In the aftermath of the team's September collapse and concern over the conditioning of some members of the team, the Boston Red Sox have fired strength and condition coach Dave Page and assistant athletic trainer Greg Barajas, a team source said Thursday.
Page had been the team's strength and conditioning coach since 2005. Barajas has been a trainer with the Sox since 2009 after spending 12 seasons as a minor league trainer.
A team source indicated to ESPNBoston.com last month there were certain players who gained weight and were out of shape as the season progressed and that it had an effect on the field and in the clubhouse. After the season ended, then-general manager Theo Epstein acknowledged a concern about some players not being in peak form.
"I can't sit here and say those standards have been met across the board," Epstein said. "I'm not going to lump everyone in together, but I'll say there are certain instances where we can and have to do better it will be addressed."
In the opinion of at least one Red Sox player and one former player, Page was good at his job, highly respected in the clubhouse and shouldn't be scapegoated for the team's conditioning woes.
"[Page] is dedicated to his job and he's down to whatever it takes to get you going," David Ortiz said in early October. "That's the kind of person you need to have around. He's always there ready for us. He's always there telling you what to do and making sure you get your work in. After that he's not a babysitter.
"It's your job to know what's good for you to be able to compete," added Ortiz. "You get paid, not only to throw the damn ball, to catch it or to hit it, you get paid to make sure your body is in good condition to play the game. If you don't know that, you're wrong, bro. That's your weapon, your secret weapon. You can't wait for them to come and tell you that you have to be in shape to play baseball."
ESPN baseball analyst and former Red Sox pitcher Curt Schilling concurred.
"That team has the most committed, passionate, educated, smart strength and conditioning coach I've ever met," Schilling said last month. "I thought the team came out of spring training -- I don't want to say in bad shape, but they weren't ready to play. The strength and conditioning coach, Dave Page, is a guy who will spend 25 hours in his day doing whatever he can do to make players better.
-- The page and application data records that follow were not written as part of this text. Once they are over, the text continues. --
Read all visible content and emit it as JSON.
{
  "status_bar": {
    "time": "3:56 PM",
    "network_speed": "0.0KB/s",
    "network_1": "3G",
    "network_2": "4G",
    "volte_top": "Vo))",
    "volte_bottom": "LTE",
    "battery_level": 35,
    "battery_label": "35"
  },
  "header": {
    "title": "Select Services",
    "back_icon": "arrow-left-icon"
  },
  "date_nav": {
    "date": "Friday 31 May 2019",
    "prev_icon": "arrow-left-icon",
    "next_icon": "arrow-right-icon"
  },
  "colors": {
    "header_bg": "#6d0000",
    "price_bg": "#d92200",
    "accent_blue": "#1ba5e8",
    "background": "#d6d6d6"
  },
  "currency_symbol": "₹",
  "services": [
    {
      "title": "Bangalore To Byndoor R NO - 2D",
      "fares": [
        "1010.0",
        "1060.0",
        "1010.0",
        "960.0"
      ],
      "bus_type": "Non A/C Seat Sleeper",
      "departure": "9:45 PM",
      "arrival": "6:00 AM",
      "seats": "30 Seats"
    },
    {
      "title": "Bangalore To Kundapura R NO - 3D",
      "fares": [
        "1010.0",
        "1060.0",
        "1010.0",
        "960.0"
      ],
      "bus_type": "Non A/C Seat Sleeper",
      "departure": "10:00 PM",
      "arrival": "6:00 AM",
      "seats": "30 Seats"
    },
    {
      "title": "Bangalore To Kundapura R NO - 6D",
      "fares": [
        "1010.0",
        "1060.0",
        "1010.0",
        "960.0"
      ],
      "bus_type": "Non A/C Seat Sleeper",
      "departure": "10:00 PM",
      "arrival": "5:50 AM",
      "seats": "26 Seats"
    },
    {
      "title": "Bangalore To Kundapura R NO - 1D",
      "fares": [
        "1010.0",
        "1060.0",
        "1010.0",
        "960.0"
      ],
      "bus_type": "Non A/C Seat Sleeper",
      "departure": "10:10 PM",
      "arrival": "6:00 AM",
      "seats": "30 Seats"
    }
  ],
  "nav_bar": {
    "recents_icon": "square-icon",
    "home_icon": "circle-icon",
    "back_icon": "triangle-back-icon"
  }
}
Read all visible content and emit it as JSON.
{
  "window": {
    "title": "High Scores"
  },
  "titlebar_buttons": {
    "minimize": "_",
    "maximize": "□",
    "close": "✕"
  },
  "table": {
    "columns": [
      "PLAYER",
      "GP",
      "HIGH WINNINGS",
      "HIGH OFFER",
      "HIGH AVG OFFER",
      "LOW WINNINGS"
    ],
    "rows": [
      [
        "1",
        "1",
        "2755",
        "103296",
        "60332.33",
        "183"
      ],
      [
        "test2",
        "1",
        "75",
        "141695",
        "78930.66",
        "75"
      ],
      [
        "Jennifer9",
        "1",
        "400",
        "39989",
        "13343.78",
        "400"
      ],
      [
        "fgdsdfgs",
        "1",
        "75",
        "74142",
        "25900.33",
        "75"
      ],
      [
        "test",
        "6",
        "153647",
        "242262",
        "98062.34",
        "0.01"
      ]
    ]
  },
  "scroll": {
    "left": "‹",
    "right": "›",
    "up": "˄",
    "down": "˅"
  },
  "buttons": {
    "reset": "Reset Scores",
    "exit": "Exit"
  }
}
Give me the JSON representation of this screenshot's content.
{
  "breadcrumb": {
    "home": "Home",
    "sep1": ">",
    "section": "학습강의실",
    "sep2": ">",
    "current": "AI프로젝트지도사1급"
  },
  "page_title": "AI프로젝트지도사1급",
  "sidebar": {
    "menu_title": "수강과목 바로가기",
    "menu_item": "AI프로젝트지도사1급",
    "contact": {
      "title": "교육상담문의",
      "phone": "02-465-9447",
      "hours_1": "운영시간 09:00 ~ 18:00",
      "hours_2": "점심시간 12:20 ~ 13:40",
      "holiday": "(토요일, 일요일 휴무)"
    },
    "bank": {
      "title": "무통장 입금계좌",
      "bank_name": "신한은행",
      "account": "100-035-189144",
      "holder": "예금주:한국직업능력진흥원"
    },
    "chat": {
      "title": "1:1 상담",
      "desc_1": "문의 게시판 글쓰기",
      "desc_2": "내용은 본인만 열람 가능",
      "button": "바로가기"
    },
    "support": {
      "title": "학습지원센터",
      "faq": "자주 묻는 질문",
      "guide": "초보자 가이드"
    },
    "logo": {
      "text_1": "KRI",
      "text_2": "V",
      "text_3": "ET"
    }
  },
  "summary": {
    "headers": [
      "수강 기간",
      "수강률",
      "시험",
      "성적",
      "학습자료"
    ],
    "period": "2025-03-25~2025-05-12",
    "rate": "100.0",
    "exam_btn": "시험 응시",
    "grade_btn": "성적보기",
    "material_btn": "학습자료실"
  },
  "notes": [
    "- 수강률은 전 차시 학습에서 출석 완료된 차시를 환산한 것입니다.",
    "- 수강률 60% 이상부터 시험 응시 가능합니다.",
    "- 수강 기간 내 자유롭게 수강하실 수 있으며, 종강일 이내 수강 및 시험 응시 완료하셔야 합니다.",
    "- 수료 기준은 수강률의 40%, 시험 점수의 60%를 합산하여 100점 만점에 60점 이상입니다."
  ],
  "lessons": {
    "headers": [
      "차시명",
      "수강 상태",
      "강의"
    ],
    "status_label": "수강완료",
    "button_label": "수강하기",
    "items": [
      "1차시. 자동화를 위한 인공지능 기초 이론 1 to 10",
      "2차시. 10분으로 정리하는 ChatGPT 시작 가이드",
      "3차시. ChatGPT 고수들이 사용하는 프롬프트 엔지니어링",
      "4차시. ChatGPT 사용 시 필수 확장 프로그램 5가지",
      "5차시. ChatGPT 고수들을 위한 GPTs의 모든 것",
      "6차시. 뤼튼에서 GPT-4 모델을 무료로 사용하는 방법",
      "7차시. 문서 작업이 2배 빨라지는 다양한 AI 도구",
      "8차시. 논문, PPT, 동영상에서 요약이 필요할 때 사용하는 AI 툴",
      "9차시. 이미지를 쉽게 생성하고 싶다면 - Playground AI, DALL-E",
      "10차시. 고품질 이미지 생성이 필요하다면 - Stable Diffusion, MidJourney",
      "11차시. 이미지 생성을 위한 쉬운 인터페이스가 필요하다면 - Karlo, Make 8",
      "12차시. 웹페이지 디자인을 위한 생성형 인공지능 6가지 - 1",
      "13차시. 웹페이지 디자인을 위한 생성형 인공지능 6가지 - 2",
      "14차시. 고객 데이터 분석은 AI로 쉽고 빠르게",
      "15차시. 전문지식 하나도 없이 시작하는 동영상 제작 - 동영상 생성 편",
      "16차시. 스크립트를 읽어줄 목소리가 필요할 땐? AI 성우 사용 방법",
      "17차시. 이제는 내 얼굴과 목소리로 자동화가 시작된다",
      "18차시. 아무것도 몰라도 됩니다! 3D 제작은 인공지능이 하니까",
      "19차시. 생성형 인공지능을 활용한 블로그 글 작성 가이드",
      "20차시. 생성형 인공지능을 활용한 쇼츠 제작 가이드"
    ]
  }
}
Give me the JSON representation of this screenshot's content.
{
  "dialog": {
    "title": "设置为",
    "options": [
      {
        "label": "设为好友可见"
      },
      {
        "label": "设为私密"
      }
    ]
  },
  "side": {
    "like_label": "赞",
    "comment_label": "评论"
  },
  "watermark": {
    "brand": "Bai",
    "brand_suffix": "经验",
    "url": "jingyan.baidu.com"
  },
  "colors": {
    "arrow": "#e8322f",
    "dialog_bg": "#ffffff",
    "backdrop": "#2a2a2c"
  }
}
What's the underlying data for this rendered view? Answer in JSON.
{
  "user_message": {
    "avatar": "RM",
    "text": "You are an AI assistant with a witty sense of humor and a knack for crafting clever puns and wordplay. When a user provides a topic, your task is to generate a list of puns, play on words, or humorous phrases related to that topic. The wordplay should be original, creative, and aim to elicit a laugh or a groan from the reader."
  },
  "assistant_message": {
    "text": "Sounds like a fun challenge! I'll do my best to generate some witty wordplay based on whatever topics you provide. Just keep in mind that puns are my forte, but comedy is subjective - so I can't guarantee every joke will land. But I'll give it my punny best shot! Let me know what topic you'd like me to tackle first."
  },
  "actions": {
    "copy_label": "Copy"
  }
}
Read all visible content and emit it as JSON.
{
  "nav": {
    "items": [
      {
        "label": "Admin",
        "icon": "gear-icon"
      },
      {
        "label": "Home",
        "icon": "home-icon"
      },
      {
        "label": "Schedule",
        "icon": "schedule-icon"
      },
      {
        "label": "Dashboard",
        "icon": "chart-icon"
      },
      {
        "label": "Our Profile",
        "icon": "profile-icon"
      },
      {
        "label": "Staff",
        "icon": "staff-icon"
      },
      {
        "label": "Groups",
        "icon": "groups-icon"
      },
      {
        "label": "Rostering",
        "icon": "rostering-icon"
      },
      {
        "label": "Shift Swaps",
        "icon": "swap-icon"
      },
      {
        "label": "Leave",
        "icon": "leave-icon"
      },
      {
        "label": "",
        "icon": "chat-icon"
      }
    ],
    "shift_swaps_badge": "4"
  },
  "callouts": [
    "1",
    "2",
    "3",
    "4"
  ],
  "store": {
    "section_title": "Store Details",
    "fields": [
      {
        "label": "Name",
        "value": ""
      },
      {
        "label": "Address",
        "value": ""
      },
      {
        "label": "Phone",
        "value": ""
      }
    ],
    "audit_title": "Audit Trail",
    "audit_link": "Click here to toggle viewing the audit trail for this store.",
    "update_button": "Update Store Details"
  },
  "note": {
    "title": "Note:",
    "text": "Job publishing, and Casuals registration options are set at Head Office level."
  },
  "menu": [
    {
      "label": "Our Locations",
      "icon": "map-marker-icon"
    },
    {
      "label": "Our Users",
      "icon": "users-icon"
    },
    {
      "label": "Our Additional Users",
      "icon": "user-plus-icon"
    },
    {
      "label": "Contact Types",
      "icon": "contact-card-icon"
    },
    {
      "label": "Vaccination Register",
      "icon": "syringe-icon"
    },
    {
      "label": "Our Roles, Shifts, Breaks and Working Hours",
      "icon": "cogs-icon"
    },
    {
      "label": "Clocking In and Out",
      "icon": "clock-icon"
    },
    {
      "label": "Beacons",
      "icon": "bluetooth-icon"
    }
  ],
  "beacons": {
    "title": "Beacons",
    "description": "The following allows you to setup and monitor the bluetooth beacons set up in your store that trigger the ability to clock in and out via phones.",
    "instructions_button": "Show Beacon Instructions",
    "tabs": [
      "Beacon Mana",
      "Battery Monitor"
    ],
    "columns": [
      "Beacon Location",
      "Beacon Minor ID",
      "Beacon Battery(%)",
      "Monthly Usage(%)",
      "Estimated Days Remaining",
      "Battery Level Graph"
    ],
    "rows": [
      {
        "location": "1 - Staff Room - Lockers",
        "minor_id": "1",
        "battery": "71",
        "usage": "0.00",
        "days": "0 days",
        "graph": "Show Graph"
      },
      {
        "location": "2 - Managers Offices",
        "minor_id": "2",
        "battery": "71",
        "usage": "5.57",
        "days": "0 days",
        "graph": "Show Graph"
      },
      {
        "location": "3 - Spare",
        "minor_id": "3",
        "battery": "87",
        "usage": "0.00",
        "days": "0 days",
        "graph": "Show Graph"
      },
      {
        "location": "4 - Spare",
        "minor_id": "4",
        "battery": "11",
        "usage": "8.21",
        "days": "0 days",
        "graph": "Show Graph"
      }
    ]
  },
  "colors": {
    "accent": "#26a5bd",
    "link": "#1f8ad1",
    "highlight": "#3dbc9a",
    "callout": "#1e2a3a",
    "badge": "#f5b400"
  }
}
You can't make guys do stuff they don't want to do.
"These guys are 100 percent responsible for their own actions and performance, and they refuse to man up to that."
WEEI.com first reported the news of Page's firing.
Joe McDonald covers the Red Sox and Bruins for ESPNBoston.com.